What a lovely day we had. Clean house, bouncy family (literally -- the kids spent time next door on the killer trampoline), and delicious food.
At least that's what I heard. Apparently having one's head full of snot makes tasting a wee bit more challenging. As we were preparing the final dishes, I said, "This stuffing is bland! I can't smell the apple pie! Aha! This fresh sage has no smell at all!
" (Yes. I did speak in exclamations.)
I was assured that the sage did, in fact, smell strongly of sage, that the stuffing had flavor, and the apple pie did not, in fact, have much smell. There was even a more-generous-than-expected spinach salad when I discovered that unless I use floating row cover, the ubiquitous leaf miners are going to ruin any spinach, chard, or beet crop I attempt. Grrr. The turkey was celebrated, thanked, actually called "The most moist turkey I have ever eaten," and even Thing 2, who had spent slaughter day in tears and declarations that she would never ever
kill anything, came back to the platter for thirds. There was enough and more than enough (he'd dressed out to about 11 pounds) for everyone to eat and then be made into the start of a gallon and a half of turkey soup in the evening. Maybe eating that would clear my nose?
I ate and ate, but only tasted the big outlines of flavor, I think.

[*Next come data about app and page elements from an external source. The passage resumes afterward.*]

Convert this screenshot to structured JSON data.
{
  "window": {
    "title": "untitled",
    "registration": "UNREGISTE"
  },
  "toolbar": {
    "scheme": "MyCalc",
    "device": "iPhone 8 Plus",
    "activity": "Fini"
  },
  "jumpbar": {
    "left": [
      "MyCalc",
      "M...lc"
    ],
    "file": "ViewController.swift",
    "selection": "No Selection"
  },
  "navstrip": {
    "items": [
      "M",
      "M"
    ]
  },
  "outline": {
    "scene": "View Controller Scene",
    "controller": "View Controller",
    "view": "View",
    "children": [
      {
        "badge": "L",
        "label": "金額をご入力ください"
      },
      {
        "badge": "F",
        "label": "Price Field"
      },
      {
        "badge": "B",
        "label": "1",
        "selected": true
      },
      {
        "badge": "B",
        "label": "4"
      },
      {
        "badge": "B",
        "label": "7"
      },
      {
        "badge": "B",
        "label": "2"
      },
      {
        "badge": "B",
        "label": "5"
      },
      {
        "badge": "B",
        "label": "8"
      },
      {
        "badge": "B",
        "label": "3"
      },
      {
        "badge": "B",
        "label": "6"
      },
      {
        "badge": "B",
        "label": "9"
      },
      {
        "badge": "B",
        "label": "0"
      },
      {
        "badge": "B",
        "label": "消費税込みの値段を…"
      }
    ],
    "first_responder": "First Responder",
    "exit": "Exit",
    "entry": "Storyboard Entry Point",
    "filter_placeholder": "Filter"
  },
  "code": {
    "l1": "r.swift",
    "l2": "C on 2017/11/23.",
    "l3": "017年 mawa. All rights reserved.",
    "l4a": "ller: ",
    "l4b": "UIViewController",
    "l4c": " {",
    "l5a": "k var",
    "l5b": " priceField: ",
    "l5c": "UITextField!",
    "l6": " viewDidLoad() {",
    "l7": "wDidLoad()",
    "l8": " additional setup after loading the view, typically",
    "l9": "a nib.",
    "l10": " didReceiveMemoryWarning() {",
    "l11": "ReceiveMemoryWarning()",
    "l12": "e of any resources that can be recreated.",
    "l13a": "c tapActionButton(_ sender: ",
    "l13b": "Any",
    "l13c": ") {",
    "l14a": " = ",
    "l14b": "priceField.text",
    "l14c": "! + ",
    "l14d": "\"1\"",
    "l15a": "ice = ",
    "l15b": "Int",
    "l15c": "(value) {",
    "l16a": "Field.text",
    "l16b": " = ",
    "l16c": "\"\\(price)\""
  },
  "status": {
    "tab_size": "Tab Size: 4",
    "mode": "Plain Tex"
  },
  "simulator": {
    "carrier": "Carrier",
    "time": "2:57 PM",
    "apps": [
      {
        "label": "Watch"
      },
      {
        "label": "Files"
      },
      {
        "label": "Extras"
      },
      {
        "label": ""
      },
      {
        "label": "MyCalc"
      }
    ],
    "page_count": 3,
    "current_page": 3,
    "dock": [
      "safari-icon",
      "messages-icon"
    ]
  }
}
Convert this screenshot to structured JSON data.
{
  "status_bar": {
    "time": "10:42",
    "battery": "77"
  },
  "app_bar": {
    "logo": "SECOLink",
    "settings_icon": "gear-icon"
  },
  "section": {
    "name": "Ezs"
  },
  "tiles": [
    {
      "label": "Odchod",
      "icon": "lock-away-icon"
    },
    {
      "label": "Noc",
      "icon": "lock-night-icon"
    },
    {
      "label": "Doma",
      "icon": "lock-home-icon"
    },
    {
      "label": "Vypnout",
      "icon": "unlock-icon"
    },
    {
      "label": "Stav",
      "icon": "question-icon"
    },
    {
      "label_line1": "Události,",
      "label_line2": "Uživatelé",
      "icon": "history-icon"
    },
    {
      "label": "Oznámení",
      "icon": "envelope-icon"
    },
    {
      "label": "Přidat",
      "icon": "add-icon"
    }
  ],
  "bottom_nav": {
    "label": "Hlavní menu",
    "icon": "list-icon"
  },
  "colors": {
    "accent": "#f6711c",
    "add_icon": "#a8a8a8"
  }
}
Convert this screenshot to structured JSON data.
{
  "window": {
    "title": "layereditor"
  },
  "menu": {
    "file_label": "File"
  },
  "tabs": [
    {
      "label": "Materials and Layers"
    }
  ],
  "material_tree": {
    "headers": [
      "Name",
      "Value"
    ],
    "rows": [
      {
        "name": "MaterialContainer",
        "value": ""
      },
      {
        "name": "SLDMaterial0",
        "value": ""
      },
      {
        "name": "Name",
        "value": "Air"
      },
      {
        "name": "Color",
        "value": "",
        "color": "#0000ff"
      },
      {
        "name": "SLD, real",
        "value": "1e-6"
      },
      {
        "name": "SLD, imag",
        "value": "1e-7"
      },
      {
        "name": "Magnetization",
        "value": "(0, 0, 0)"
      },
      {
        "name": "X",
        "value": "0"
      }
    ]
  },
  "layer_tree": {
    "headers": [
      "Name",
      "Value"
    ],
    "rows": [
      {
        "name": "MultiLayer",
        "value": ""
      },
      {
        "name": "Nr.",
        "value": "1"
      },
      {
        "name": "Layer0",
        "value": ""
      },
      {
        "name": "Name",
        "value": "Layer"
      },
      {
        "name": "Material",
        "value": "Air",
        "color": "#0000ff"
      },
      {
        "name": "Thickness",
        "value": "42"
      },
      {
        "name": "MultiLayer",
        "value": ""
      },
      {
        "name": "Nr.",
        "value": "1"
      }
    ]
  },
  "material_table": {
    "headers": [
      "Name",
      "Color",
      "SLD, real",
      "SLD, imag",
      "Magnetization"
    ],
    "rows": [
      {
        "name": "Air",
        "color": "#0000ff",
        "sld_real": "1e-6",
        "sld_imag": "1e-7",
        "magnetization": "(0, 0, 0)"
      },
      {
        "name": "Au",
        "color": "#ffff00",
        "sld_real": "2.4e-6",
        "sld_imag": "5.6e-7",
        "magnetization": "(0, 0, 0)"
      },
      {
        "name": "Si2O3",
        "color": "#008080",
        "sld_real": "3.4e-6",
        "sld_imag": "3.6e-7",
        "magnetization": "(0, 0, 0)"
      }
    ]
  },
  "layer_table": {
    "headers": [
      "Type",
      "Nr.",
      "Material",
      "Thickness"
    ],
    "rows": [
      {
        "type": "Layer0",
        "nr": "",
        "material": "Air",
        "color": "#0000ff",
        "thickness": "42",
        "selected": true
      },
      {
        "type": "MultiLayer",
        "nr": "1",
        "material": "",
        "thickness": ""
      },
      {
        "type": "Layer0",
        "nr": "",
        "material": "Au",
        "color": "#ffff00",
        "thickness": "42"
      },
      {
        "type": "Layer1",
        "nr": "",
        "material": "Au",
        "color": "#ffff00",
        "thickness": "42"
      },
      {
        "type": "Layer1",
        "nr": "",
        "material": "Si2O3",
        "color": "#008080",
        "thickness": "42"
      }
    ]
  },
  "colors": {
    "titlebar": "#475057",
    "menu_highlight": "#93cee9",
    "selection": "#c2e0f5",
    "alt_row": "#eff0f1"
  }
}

So I got "sweet," instead of "chocolate pecan pie," and "meat" instead of "brined in a number of different flavors turkey," and "buttery, bready" instead of "cornbread, butter, pine nuts, raisins" for stuffing.
No pictures, because the neighbor borrowed the camera to capture all the scary bouncing next door. Besides, I didn't take many eating pictures. Any taken of me feature me blowing my nose, more than likely. But I did knit some, and already have found errors in my Kauni sweater -- I have the attention span of a flatworm, apparently. Have already made resolutions to check my patterning every 20 stitches or so -- they're easier to fix then.
Other highlights of the day? Eric finished the shelves for Thing 2's room -- they fit perfectly and already have her library books plus her birthday books arrayed on them. He's been tasked by Thing 3 to make a set for him, and I've contributed my usual Complicating Design Aesthetic -- often expressed by a casual comment like "Can we put an arch here? What about angling the sides? Do you think beveled edges would work?" He's busily drawing plans and muttering about the woman who hates right angles.
Denise and her partner went mushroom hunting and came back with a blanket full of lovely oysters. Kevin said, with shining eyes, "Here, smell these," and I dutifully did, and said, "I only smell 'cold.'" Apparently I was missing out on something wonderful, so he scooted into the kitchen and sauteed up a batch with garlic, and told me how to do it, and then left some for me to cook and freeze for later. Hopefully for when I get my smelling powers back.
I got to take an adults-only walk with my nephew's dad, and we had a nice talk and saw pelicans and just enjoyed each others' company. We played board games with the kids and I talked to my oldest sister, down in Los Angeles.
When I took some pictures (before handing the camera over) of the children, mine and my sister's, lying on the floor playing Stratego, a jolt of deja vu hit. I've seen those pictures before
, only they were in black and white and the boys had crew cuts and were wearing Levis with belts and plaid shirts, buttoned up, the girls in little dresses with crew socks and Mary Janes. Bad haircuts everywhere. Those kids were the few years-older cousins and siblings I grew up watching. I bet they didn't have a clue, when the black and white pictures were taken, that they would, really and truly, be the adults later on, adults with their shares of adventures, heartbreak, and joy. So I snapped picture after picture of the children playing, and decided to have some of them printed in black and white, so someday, when that particular game is lost to time and memory, they might get to see their pictures in a line up of old family pictures and have the photographic equivalent of looking into paired mirrors. Children, adults, families, echoing back over the years and forward into the future.
Labels: holidays, kids